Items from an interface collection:
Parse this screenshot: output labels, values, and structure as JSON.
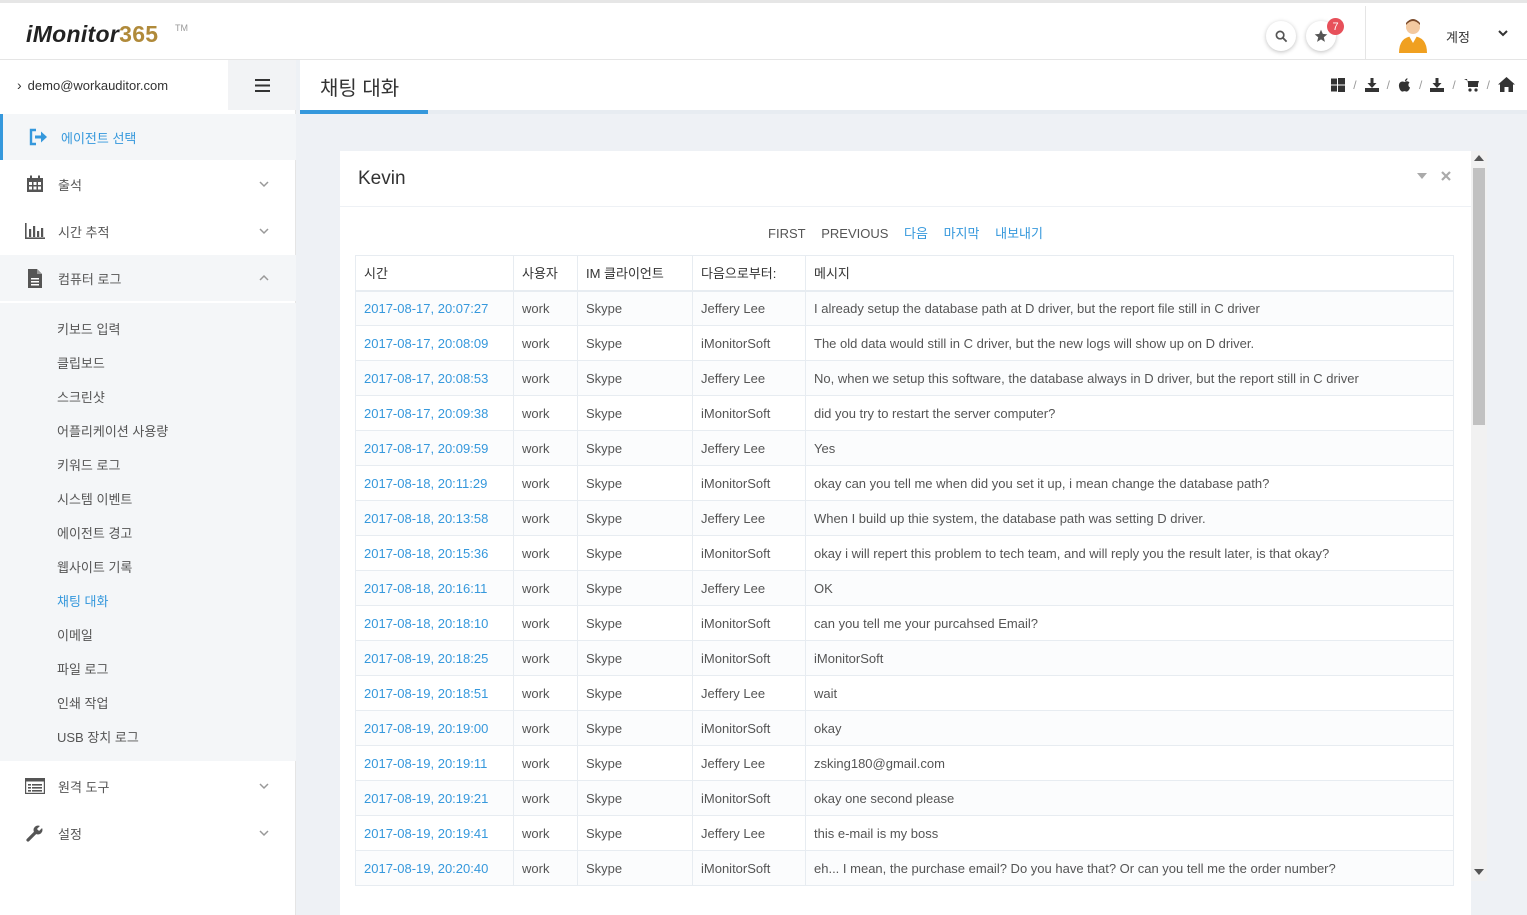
{
  "app": {
    "logo_prefix": "iMonitor",
    "logo_suffix": "365",
    "logo_tm": "TM"
  },
  "header": {
    "notification_count": "7",
    "account_label": "계정"
  },
  "sidebar": {
    "user_email": "demo@workauditor.com",
    "menu": [
      {
        "label": "에이전트 선택",
        "icon": "sign-in-icon",
        "active": true
      },
      {
        "label": "출석",
        "icon": "calendar-icon"
      },
      {
        "label": "시간 추적",
        "icon": "bar-chart-icon"
      },
      {
        "label": "컴퓨터 로그",
        "icon": "file-icon",
        "open": true
      }
    ],
    "submenu": [
      "키보드 입력",
      "클립보드",
      "스크린샷",
      "어플리케이션 사용량",
      "키워드 로그",
      "시스템 이벤트",
      "에이전트 경고",
      "웹사이트 기록",
      "채팅 대화",
      "이메일",
      "파일 로그",
      "인쇄 작업",
      "USB 장치 로그"
    ],
    "current_sub": "채팅 대화",
    "menu_bottom": [
      {
        "label": "원격 도구",
        "icon": "list-icon"
      },
      {
        "label": "설정",
        "icon": "wrench-icon"
      }
    ]
  },
  "page": {
    "title": "채팅 대화"
  },
  "portlet": {
    "title": "Kevin",
    "pager": {
      "first": "FIRST",
      "previous": "PREVIOUS",
      "next": "다음",
      "last": "마지막",
      "export": "내보내기"
    },
    "columns": [
      "시간",
      "사용자",
      "IM 클라이언트",
      "다음으로부터:",
      "메시지"
    ],
    "rows": [
      [
        "2017-08-17, 20:07:27",
        "work",
        "Skype",
        "Jeffery Lee",
        "I already setup the database path at D driver, but the report file still in C driver"
      ],
      [
        "2017-08-17, 20:08:09",
        "work",
        "Skype",
        "iMonitorSoft",
        "The old data would still in C driver, but the new logs will show up on D driver."
      ],
      [
        "2017-08-17, 20:08:53",
        "work",
        "Skype",
        "Jeffery Lee",
        "No, when we setup this software, the database always in D driver, but the report still in C driver"
      ],
      [
        "2017-08-17, 20:09:38",
        "work",
        "Skype",
        "iMonitorSoft",
        "did you try to restart the server computer?"
      ],
      [
        "2017-08-17, 20:09:59",
        "work",
        "Skype",
        "Jeffery Lee",
        "Yes"
      ],
      [
        "2017-08-18, 20:11:29",
        "work",
        "Skype",
        "iMonitorSoft",
        "okay can you tell me when did you set it up, i mean change the database path?"
      ],
      [
        "2017-08-18, 20:13:58",
        "work",
        "Skype",
        "Jeffery Lee",
        "When I build up thie system, the database path was setting D driver."
      ],
      [
        "2017-08-18, 20:15:36",
        "work",
        "Skype",
        "iMonitorSoft",
        "okay i will repert this problem to tech team, and will reply you the result later, is that okay?"
      ],
      [
        "2017-08-18, 20:16:11",
        "work",
        "Skype",
        "Jeffery Lee",
        "OK"
      ],
      [
        "2017-08-18, 20:18:10",
        "work",
        "Skype",
        "iMonitorSoft",
        "can you tell me your purcahsed Email?"
      ],
      [
        "2017-08-19, 20:18:25",
        "work",
        "Skype",
        "iMonitorSoft",
        "iMonitorSoft"
      ],
      [
        "2017-08-19, 20:18:51",
        "work",
        "Skype",
        "Jeffery Lee",
        "wait"
      ],
      [
        "2017-08-19, 20:19:00",
        "work",
        "Skype",
        "iMonitorSoft",
        "okay"
      ],
      [
        "2017-08-19, 20:19:11",
        "work",
        "Skype",
        "Jeffery Lee",
        "zsking180@gmail.com"
      ],
      [
        "2017-08-19, 20:19:21",
        "work",
        "Skype",
        "iMonitorSoft",
        "okay one second please"
      ],
      [
        "2017-08-19, 20:19:41",
        "work",
        "Skype",
        "Jeffery Lee",
        "this e-mail is my boss"
      ],
      [
        "2017-08-19, 20:20:40",
        "work",
        "Skype",
        "iMonitorSoft",
        "eh... I mean, the purchase email? Do you have that? Or can you tell me the order number?"
      ]
    ]
  },
  "colors": {
    "accent": "#3598dc",
    "badge": "#e7505a",
    "logo_gold": "#b08a3a"
  }
}
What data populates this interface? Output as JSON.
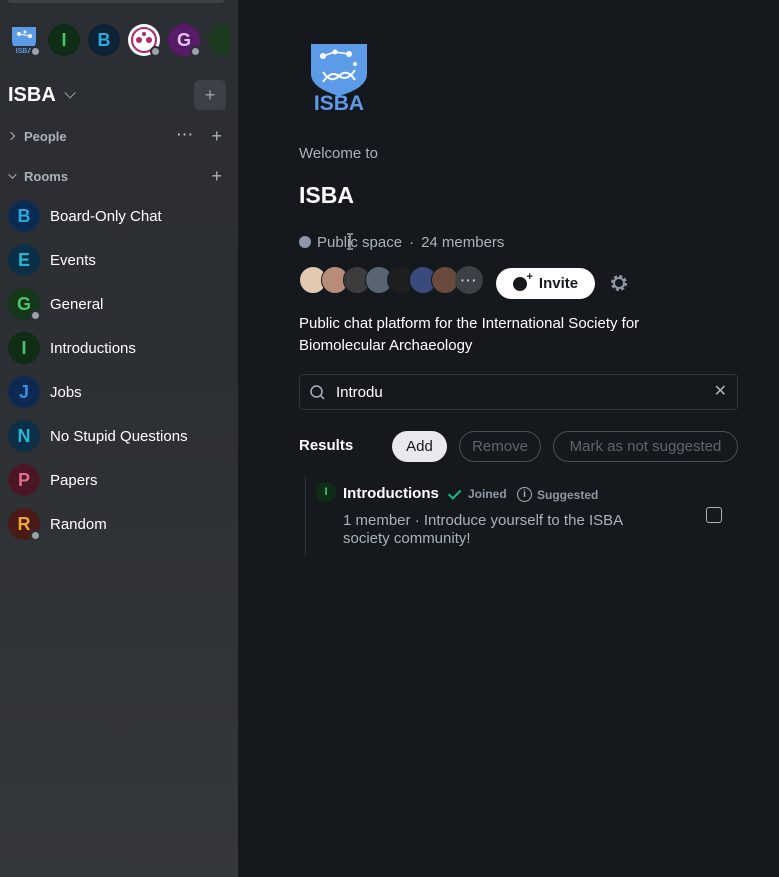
{
  "sidebar": {
    "spaces": [
      {
        "letter": "ISBA",
        "kind": "logo"
      },
      {
        "letter": "I",
        "color": "#4cc56a",
        "bg": "#0f2c14"
      },
      {
        "letter": "B",
        "color": "#29a9e0",
        "bg": "#0c2336"
      },
      {
        "letter": "",
        "kind": "photo"
      },
      {
        "letter": "G",
        "color": "#e0c6f0",
        "bg": "#5a1a6a"
      },
      {
        "letter": "",
        "kind": "partial"
      }
    ],
    "space_title": "ISBA",
    "sections": {
      "people": "People",
      "rooms": "Rooms"
    },
    "rooms": [
      {
        "letter": "B",
        "name": "Board-Only Chat",
        "color": "#29a9e0",
        "bg": "#0c2b52"
      },
      {
        "letter": "E",
        "name": "Events",
        "color": "#29b6d6",
        "bg": "#0b2f46"
      },
      {
        "letter": "G",
        "name": "General",
        "color": "#4cc56a",
        "bg": "#16361a"
      },
      {
        "letter": "I",
        "name": "Introductions",
        "color": "#4cc56a",
        "bg": "#0f2c14"
      },
      {
        "letter": "J",
        "name": "Jobs",
        "color": "#3d8de0",
        "bg": "#0f2a52"
      },
      {
        "letter": "N",
        "name": "No Stupid Questions",
        "color": "#29b6d6",
        "bg": "#0b2f46"
      },
      {
        "letter": "P",
        "name": "Papers",
        "color": "#e06d8f",
        "bg": "#4a1525"
      },
      {
        "letter": "R",
        "name": "Random",
        "color": "#f0a53c",
        "bg": "#4a1a16"
      }
    ]
  },
  "main": {
    "logo_text": "ISBA",
    "welcome": "Welcome to",
    "space_name": "ISBA",
    "visibility": "Public space",
    "members": "24 members",
    "invite_label": "Invite",
    "more_members": "···",
    "description": "Public chat platform for the International Society for Biomolecular Archaeology",
    "search": {
      "value": "Introdu",
      "placeholder": ""
    },
    "results_label": "Results",
    "actions": {
      "add": "Add",
      "remove": "Remove",
      "mark": "Mark as not suggested"
    },
    "result": {
      "letter": "I",
      "name": "Introductions",
      "joined": "Joined",
      "suggested": "Suggested",
      "description": "1 member · Introduce yourself to the ISBA society community!"
    }
  },
  "colors": {
    "sidebar_bg": "#2b2e33",
    "main_bg": "#15191e",
    "accent_green": "#0dbd8b"
  }
}
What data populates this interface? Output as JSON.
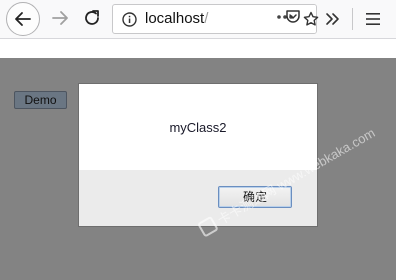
{
  "browser": {
    "url_host": "localhost",
    "url_path": "/",
    "icons": [
      "back-arrow-icon",
      "forward-arrow-icon",
      "reload-icon",
      "info-icon",
      "page-actions-icon",
      "pocket-icon",
      "bookmark-star-icon",
      "overflow-icon",
      "hamburger-menu-icon"
    ]
  },
  "page": {
    "demo_button_label": "Demo"
  },
  "dialog": {
    "message": "myClass2",
    "ok_label": "确定"
  },
  "watermark": {
    "text": "卡卡测速网 www.webkaka.com"
  },
  "colors": {
    "overlay": "#838383",
    "demo_button_bg": "#6a7683",
    "dialog_footer_bg": "#ebebeb",
    "ok_button_border": "#6a8ec0"
  }
}
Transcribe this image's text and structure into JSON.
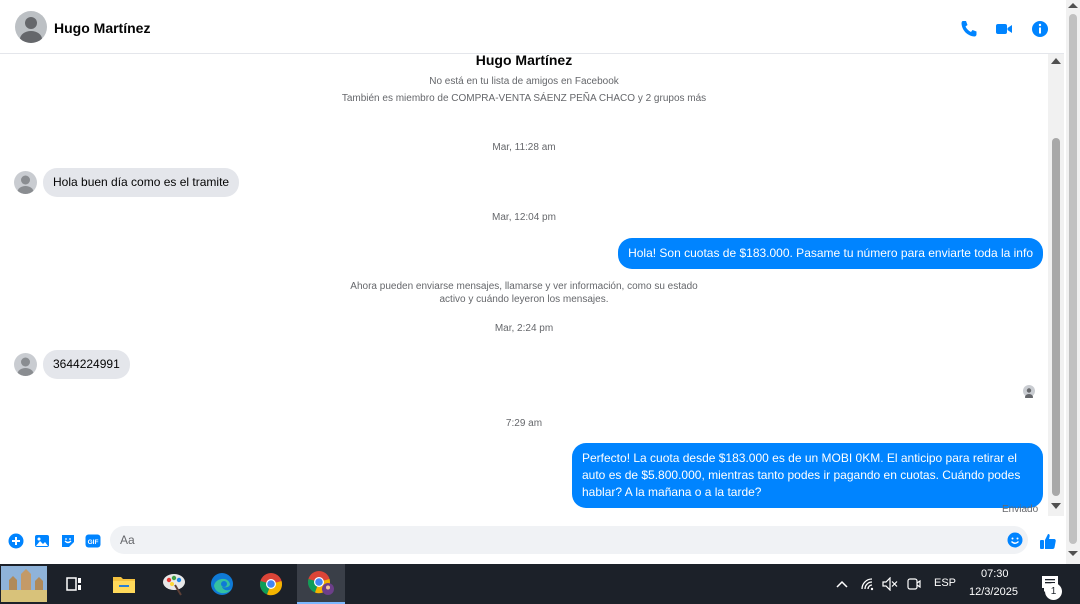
{
  "header": {
    "contact_name": "Hugo Martínez",
    "icons": [
      "phone-icon",
      "video-camera-icon",
      "info-icon"
    ],
    "accent_color": "#0084ff"
  },
  "profile": {
    "name": "Hugo Martínez",
    "friend_status": "No está en tu lista de amigos en Facebook",
    "groups": "También es miembro de COMPRA-VENTA SÁENZ PEÑA CHACO y 2 grupos más"
  },
  "conversation": {
    "ts1": "Mar, 11:28 am",
    "msg1": "Hola buen día como es el tramite",
    "ts2": "Mar, 12:04 pm",
    "msg2": "Hola! Son cuotas de $183.000. Pasame tu número para enviarte toda la info",
    "notice_line1": "Ahora pueden enviarse mensajes, llamarse y ver información, como su estado",
    "notice_line2": "activo y cuándo leyeron los mensajes.",
    "ts3": "Mar, 2:24 pm",
    "msg3": "3644224991",
    "ts4": "7:29 am",
    "msg4_line1": "Perfecto! La cuota desde $183.000 es de un MOBI 0KM. El anticipo para retirar el",
    "msg4_line2": "auto es de $5.800.000, mientras tanto podes ir pagando en cuotas. Cuándo podes",
    "msg4_line3": "hablar? A la mañana o a la tarde?",
    "status": "Enviado"
  },
  "composer": {
    "placeholder": "Aa",
    "icons": [
      "plus-icon",
      "photo-icon",
      "sticker-icon",
      "gif-icon",
      "emoji-icon",
      "thumbs-up-icon"
    ]
  },
  "taskbar": {
    "apps": [
      "start-button",
      "task-view-icon",
      "file-explorer-icon",
      "paint-icon",
      "edge-icon",
      "chrome-icon",
      "chrome-profile-icon"
    ],
    "language": "ESP",
    "time": "07:30",
    "date": "12/3/2025",
    "notification_count": "1"
  }
}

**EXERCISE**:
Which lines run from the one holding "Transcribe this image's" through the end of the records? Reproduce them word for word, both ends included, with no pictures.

**OUTPUT FOR THIS TASK**:
Transcribe this image's text and structure into JSON.
{
  "header": {
    "contact_name": "Hugo Martínez",
    "icons": [
      "phone-icon",
      "video-camera-icon",
      "info-icon"
    ],
    "accent_color": "#0084ff"
  },
  "profile": {
    "name": "Hugo Martínez",
    "friend_status": "No está en tu lista de amigos en Facebook",
    "groups": "También es miembro de COMPRA-VENTA SÁENZ PEÑA CHACO y 2 grupos más"
  },
  "conversation": {
    "ts1": "Mar, 11:28 am",
    "msg1": "Hola buen día como es el tramite",
    "ts2": "Mar, 12:04 pm",
    "msg2": "Hola! Son cuotas de $183.000. Pasame tu número para enviarte toda la info",
    "notice_line1": "Ahora pueden enviarse mensajes, llamarse y ver información, como su estado",
    "notice_line2": "activo y cuándo leyeron los mensajes.",
    "ts3": "Mar, 2:24 pm",
    "msg3": "3644224991",
    "ts4": "7:29 am",
    "msg4_line1": "Perfecto! La cuota desde $183.000 es de un MOBI 0KM. El anticipo para retirar el",
    "msg4_line2": "auto es de $5.800.000, mientras tanto podes ir pagando en cuotas. Cuándo podes",
    "msg4_line3": "hablar? A la mañana o a la tarde?",
    "status": "Enviado"
  },
  "composer": {
    "placeholder": "Aa",
    "icons": [
      "plus-icon",
      "photo-icon",
      "sticker-icon",
      "gif-icon",
      "emoji-icon",
      "thumbs-up-icon"
    ]
  },
  "taskbar": {
    "apps": [
      "start-button",
      "task-view-icon",
      "file-explorer-icon",
      "paint-icon",
      "edge-icon",
      "chrome-icon",
      "chrome-profile-icon"
    ],
    "language": "ESP",
    "time": "07:30",
    "date": "12/3/2025",
    "notification_count": "1"
  }
}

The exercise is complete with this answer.